_Your instructions_
Say how many lines in the data below contain the word "icon", and give no other text.

+++

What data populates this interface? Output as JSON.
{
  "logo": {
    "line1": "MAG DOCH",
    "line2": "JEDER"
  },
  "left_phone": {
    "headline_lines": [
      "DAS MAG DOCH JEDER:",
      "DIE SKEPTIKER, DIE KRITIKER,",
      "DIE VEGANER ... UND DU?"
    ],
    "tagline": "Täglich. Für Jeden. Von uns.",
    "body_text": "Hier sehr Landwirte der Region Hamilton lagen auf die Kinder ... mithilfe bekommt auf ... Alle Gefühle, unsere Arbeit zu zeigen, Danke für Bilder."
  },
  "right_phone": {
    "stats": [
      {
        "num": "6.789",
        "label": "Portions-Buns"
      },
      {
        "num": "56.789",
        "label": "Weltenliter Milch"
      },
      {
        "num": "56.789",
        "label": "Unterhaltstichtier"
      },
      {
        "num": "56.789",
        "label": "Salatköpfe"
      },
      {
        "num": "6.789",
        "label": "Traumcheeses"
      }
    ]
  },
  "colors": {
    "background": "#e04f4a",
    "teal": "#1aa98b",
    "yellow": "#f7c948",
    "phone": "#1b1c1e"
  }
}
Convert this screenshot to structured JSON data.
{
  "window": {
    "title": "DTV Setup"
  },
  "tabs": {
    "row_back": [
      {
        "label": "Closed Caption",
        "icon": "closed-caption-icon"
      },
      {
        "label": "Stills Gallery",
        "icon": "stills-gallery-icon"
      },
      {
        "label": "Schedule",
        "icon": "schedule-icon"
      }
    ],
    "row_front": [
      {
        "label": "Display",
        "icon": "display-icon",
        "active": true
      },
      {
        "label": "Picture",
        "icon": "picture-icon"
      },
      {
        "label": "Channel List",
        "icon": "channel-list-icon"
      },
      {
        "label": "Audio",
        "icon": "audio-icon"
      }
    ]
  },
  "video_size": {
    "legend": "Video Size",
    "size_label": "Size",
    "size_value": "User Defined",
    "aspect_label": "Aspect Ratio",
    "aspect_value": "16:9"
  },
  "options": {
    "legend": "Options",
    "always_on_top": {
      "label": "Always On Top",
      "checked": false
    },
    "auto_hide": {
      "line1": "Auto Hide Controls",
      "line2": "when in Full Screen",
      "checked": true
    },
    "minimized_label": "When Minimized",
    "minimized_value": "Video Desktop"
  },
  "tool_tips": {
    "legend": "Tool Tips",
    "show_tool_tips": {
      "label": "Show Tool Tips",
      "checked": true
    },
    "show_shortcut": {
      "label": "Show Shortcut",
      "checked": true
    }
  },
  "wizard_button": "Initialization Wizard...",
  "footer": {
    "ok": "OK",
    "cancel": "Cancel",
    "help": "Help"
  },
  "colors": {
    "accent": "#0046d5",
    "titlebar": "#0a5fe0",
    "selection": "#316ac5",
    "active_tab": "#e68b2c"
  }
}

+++

_Answer box_
7